---The Votemaster and Zenger
Mar18 Trump and House Conservatives Agree on Key New Provisions to Healthcare Bill
Mar18 Healthcare Nomenclature Keeps Changing
Mar18 Freedom Caucus Looks to Bannon for Support
Mar18 What Has Trump Accomplished So Far?
Mar18 Trump Voters Among the Biggest Losers in the Trump Budget
Mar18 U.S. To Appeal Judge's Order on Muslim Ban v2.0
Mar17 Trump's Budget Hits Headwinds before the Ink Is Dry
Mar17 House Budget Committee Approves ACA Replacement
Mar17 Senate Intelligence Committee Also Finds No Evidence of Wiretapping
Mar17 Trump Sidelines the Grown-Ups
Mar17 Congressman Wants to Know if Trump Knew Flynn Took Russian Money
Mar16 Federal Judges Block Muslim Ban V2.0
Mar16 Lessons from the ACA Battles that Republicans Haven't Learned
Mar16 Healthcare Bill Is Needed to Make Tax-cut Bill Work
Mar16 Graham to Start Investigating Trump
Mar16 Nunes Says There is Zero Evidence that Trump's Phone Was Tapped
Mar16 List of Trump-Russia Connections Fills Up 118 Pages
Mar16 Paranoia Runs Rampant in the White House
Mar16 Dutch Voters: Populism? No Thanks
Mar15 Fifty Republicans Skeptical of Ryan's Healthcare Bill
Mar15 White House Analysis of Ryan's Healthcare Plan Foresees 26 Million Newly Uninsured
Mar15 Two More Pages of Trump Taxes Leak
Mar15 Sessions' Purge of the U.S. Attorneys Could Come Back to Haunt the Republicans
Mar15 Democrats' Unity in the Senate is Holding
Mar15 Is Trumpism an Export Product?
Mar15 "There's No Global Warming" May Soon Become Official U.S. Government Policy
Mar15 Justice Department to Go After Russians...For Hacking Yahoo
Mar14 CBO Concludes that 24 Million Fewer People Will Have Insurance Under Ryan's Plan
Mar14 Can GOP Win on Healthcare Bill?
Mar14 Trump Drops Obama Wiretap Claim...Or Maybe Not
Mar14 Economic Populism May Not Help the Democrats
Mar14 Steve King Goes Full White Supremacist
Mar14 Schumer Threatens a Government Shutdown in April
Mar14 Congressional Democrats to Propose Bill Banning LGBT Discrimination
Mar14 Kushners Get $400 Million from Chinese Firm
Mar14 Top Science Jobs in the Administration Are Nearly All Unfilled

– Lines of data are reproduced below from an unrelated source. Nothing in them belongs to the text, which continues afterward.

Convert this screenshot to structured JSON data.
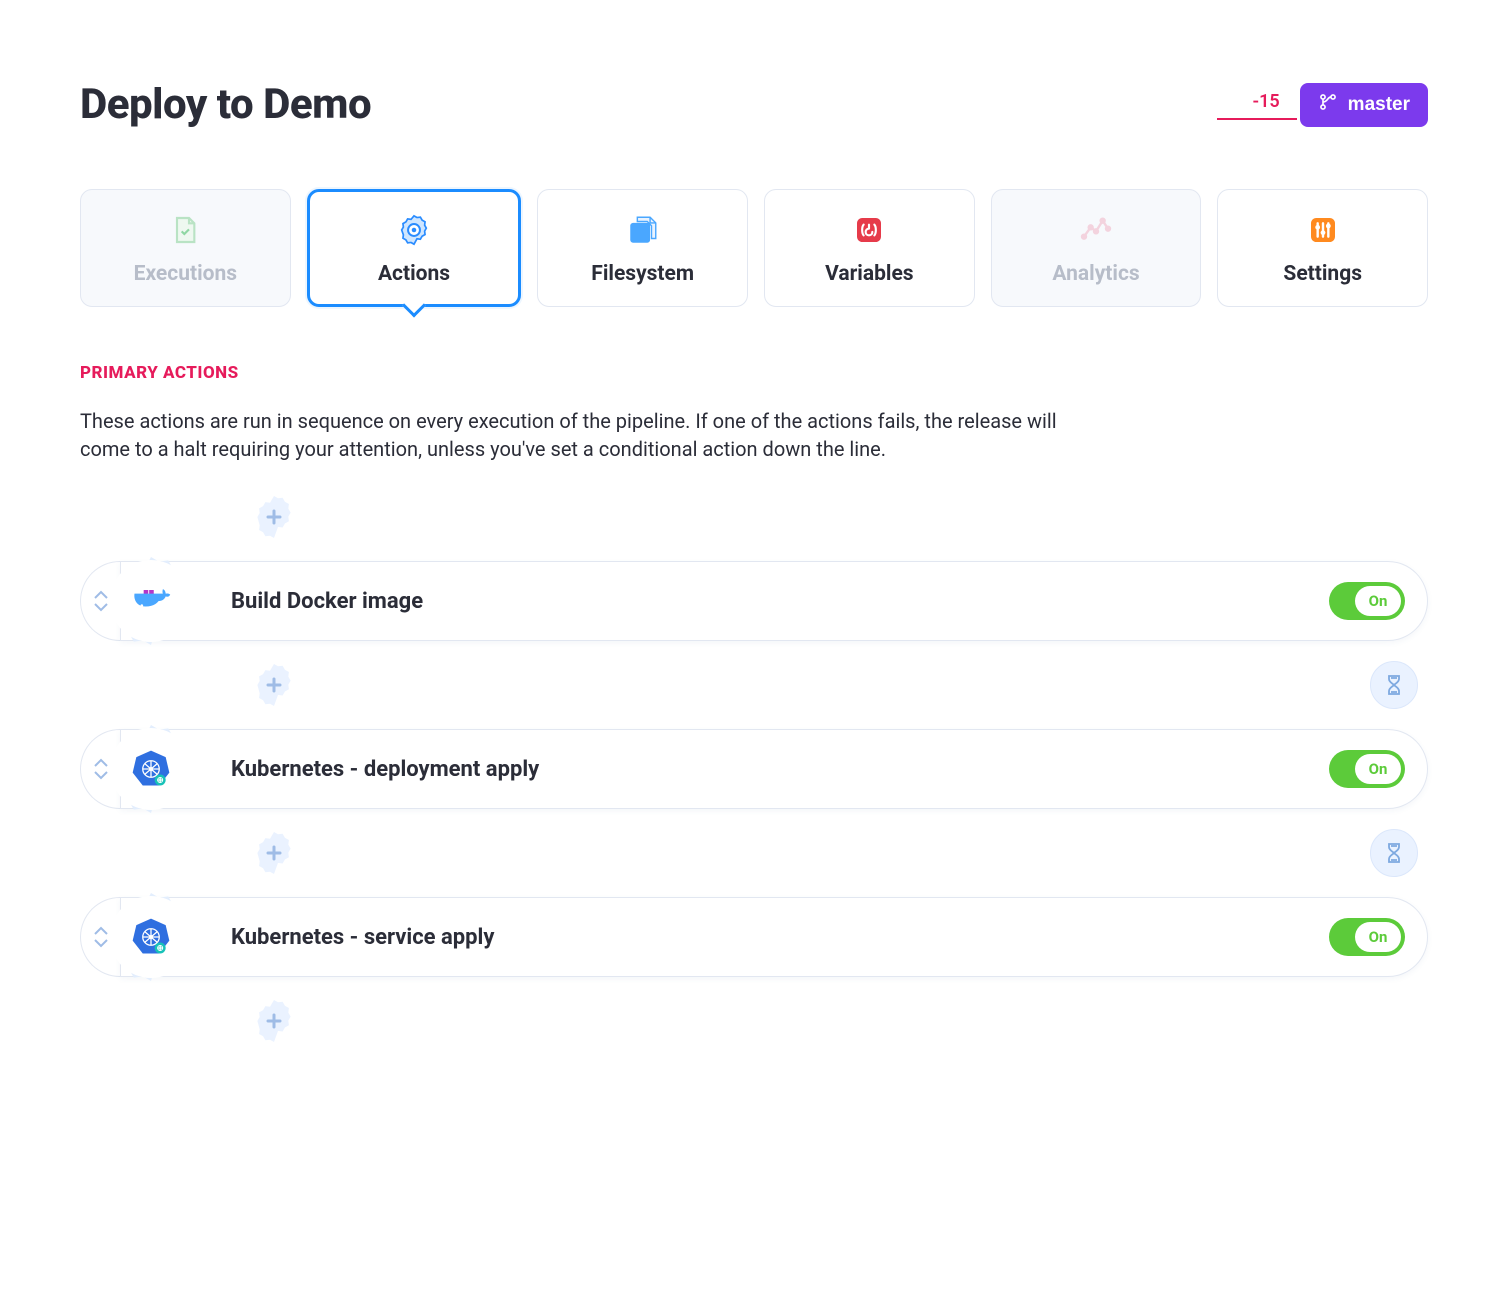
{
  "header": {
    "title": "Deploy to Demo",
    "runs_label": "-15",
    "branch_label": "master"
  },
  "tabs": [
    {
      "label": "Executions",
      "state": "muted"
    },
    {
      "label": "Actions",
      "state": "active"
    },
    {
      "label": "Filesystem",
      "state": "normal"
    },
    {
      "label": "Variables",
      "state": "normal"
    },
    {
      "label": "Analytics",
      "state": "muted"
    },
    {
      "label": "Settings",
      "state": "normal"
    }
  ],
  "section": {
    "heading": "PRIMARY ACTIONS",
    "description": "These actions are run in sequence on every execution of the pipeline. If one of the actions fails, the release will come to a halt requiring your attention, unless you've set a conditional action down the line."
  },
  "actions": [
    {
      "title": "Build Docker image",
      "icon": "docker",
      "toggle": "On"
    },
    {
      "title": "Kubernetes - deployment apply",
      "icon": "kubernetes",
      "toggle": "On"
    },
    {
      "title": "Kubernetes - service apply",
      "icon": "kubernetes",
      "toggle": "On"
    }
  ],
  "icons": {
    "add": "+",
    "toggle_on": "On"
  }
}
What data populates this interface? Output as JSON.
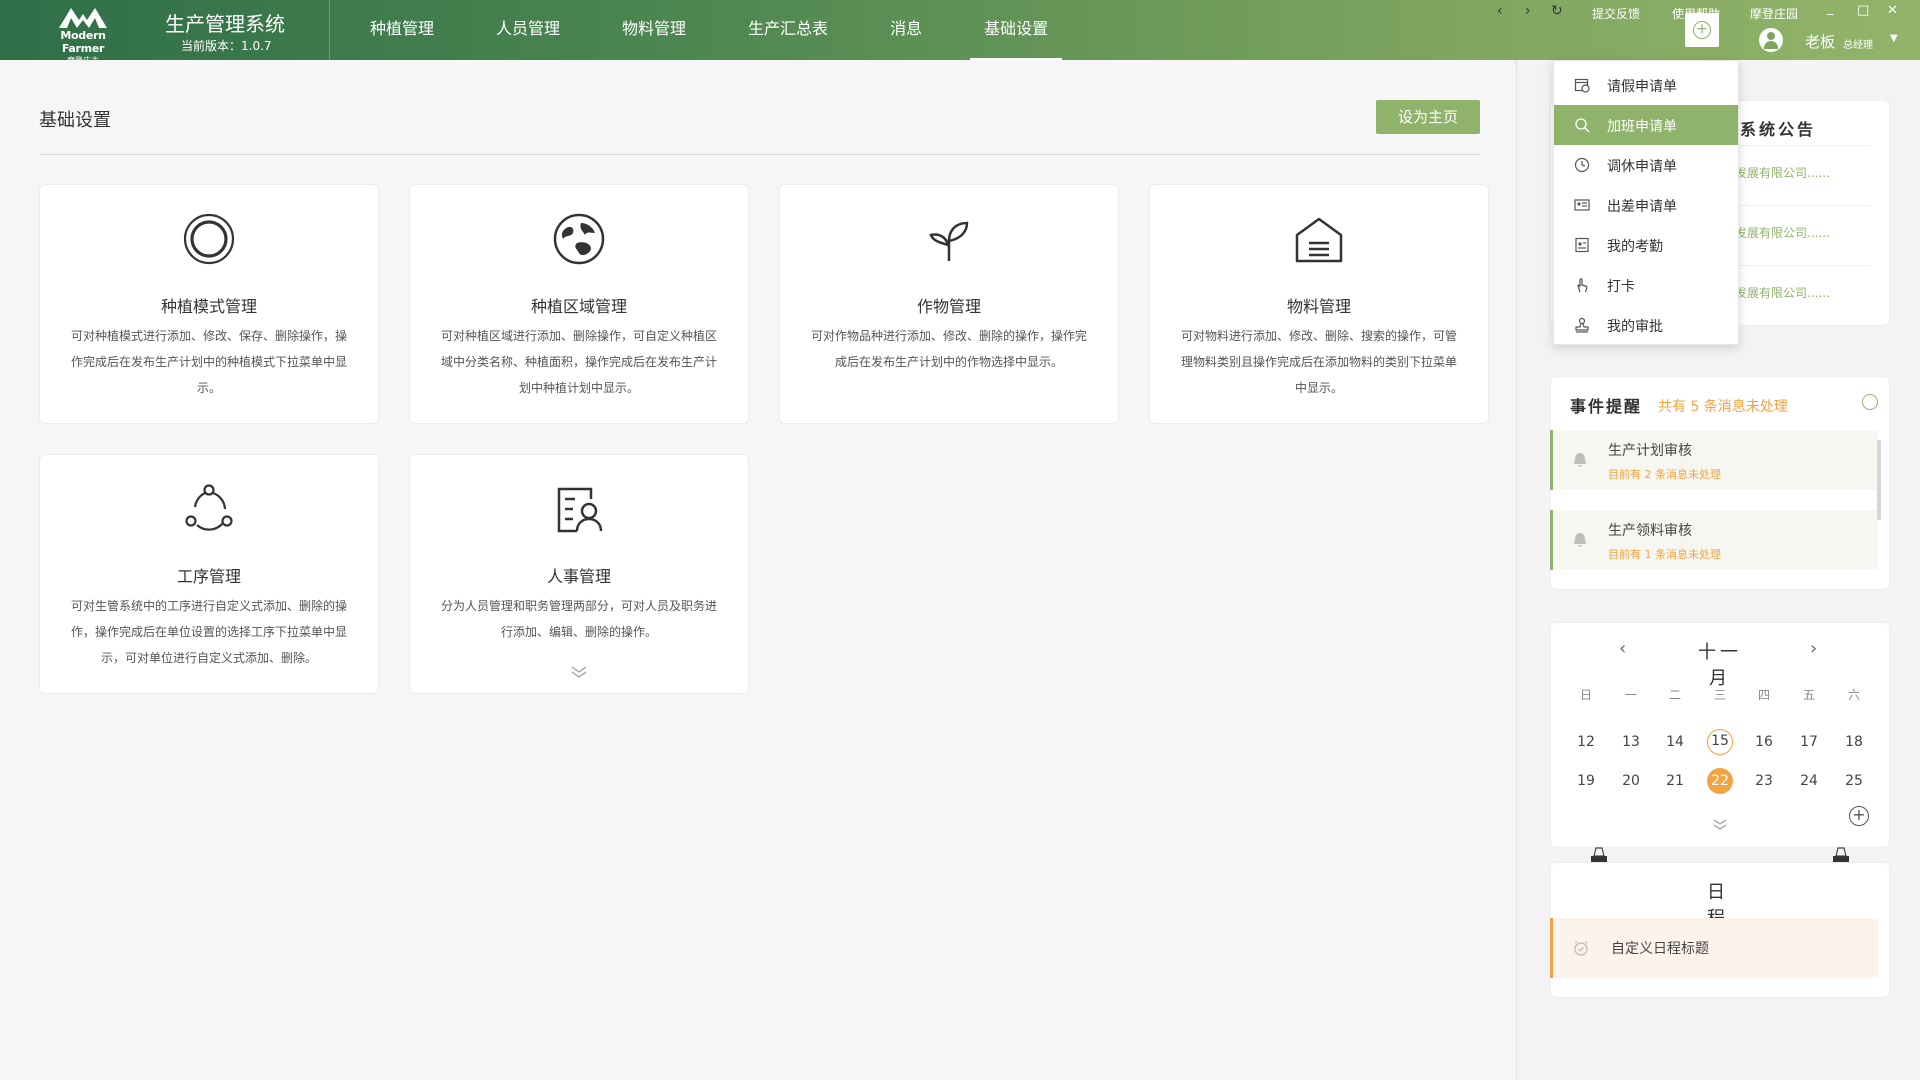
{
  "header": {
    "logo_en": "Modern Farmer",
    "logo_cn": "摩登庄主",
    "system_title": "生产管理系统",
    "version": "当前版本：1.0.7",
    "nav": [
      "种植管理",
      "人员管理",
      "物料管理",
      "生产汇总表",
      "消息",
      "基础设置"
    ],
    "active_nav": "基础设置",
    "links": {
      "feedback": "提交反馈",
      "help": "使用帮助",
      "farm": "摩登庄园"
    },
    "user": {
      "name": "老板",
      "role": "总经理"
    },
    "window_controls": [
      "_",
      "□",
      "✕"
    ],
    "nav_controls": [
      "‹",
      "›",
      "↻"
    ]
  },
  "main": {
    "title": "基础设置",
    "set_home_button": "设为主页",
    "cards": [
      {
        "title": "种植模式管理",
        "desc": "可对种植模式进行添加、修改、保存、删除操作，操作完成后在发布生产计划中的种植模式下拉菜单中显示。",
        "icon": "target-circle-icon"
      },
      {
        "title": "种植区域管理",
        "desc": "可对种植区域进行添加、删除操作，可自定义种植区域中分类名称、种植面积，操作完成后在发布生产计划中种植计划中显示。",
        "icon": "globe-icon"
      },
      {
        "title": "作物管理",
        "desc": "可对作物品种进行添加、修改、删除的操作，操作完成后在发布生产计划中的作物选择中显示。",
        "icon": "sprout-icon"
      },
      {
        "title": "物料管理",
        "desc": "可对物料进行添加、修改、删除、搜索的操作，可管理物料类别且操作完成后在添加物料的类别下拉菜单中显示。",
        "icon": "warehouse-icon"
      },
      {
        "title": "工序管理",
        "desc": "可对生管系统中的工序进行自定义式添加、删除的操作，操作完成后在单位设置的选择工序下拉菜单中显示，可对单位进行自定义式添加、删除。",
        "icon": "process-cycle-icon"
      },
      {
        "title": "人事管理",
        "desc": "分为人员管理和职务管理两部分，可对人员及职务进行添加、编辑、删除的操作。",
        "icon": "personnel-icon"
      }
    ]
  },
  "dropdown": {
    "items": [
      "请假申请单",
      "加班申请单",
      "调休申请单",
      "出差申请单",
      "我的考勤",
      "打卡",
      "我的审批"
    ],
    "active_index": 1
  },
  "notice": {
    "title": "系统公告",
    "items": [
      "发展有限公司......",
      "发展有限公司......",
      "发展有限公司......"
    ]
  },
  "events": {
    "title": "事件提醒",
    "summary": "共有 5 条消息未处理",
    "items": [
      {
        "title": "生产计划审核",
        "status": "目前有   2   条消息未处理"
      },
      {
        "title": "生产领料审核",
        "status": "目前有   1   条消息未处理"
      }
    ]
  },
  "calendar": {
    "month": "十一月",
    "prev": "‹",
    "next": "›",
    "weekdays": [
      "日",
      "一",
      "二",
      "三",
      "四",
      "五",
      "六"
    ],
    "weeks": [
      [
        "12",
        "13",
        "14",
        "15",
        "16",
        "17",
        "18"
      ],
      [
        "19",
        "20",
        "21",
        "22",
        "23",
        "24",
        "25"
      ]
    ],
    "today": "15",
    "selected": "22"
  },
  "schedule": {
    "title": "日程",
    "item": "自定义日程标题"
  },
  "colors": {
    "accent_green": "#8fb36b",
    "accent_orange": "#f2a342",
    "header_dark": "#2f6e47"
  }
}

Mar13 Republicans Are Brawling in Public over the New Health Care Bill
Mar13 CMS May Issue Report in Addition to CBO Report
Mar13 Merkel To Visit Trump Tomorrow with Some Bad News
Mar13 Trump Turns Out to Be No Pacifist
Mar13 ACLU Has Raised $80 Million Since the Election
Mar13 McCain to Trump: Put Up or Shut Up
Mar13 Time to Change the Voting Age?
Mar13 Place Your Trump-Related Bets
Mar12 Trump Fires Prosecutor Preet Bharara
Mar12 It's Getting Harder to Gerrymander
Mar12 Major Insurance Company Supports ACA Replacement
Mar12 Trump Supporters Will Be Hit the Hardest by the AHCA
Mar12 Ads Targeting the New Health-Care Plan Have Started Already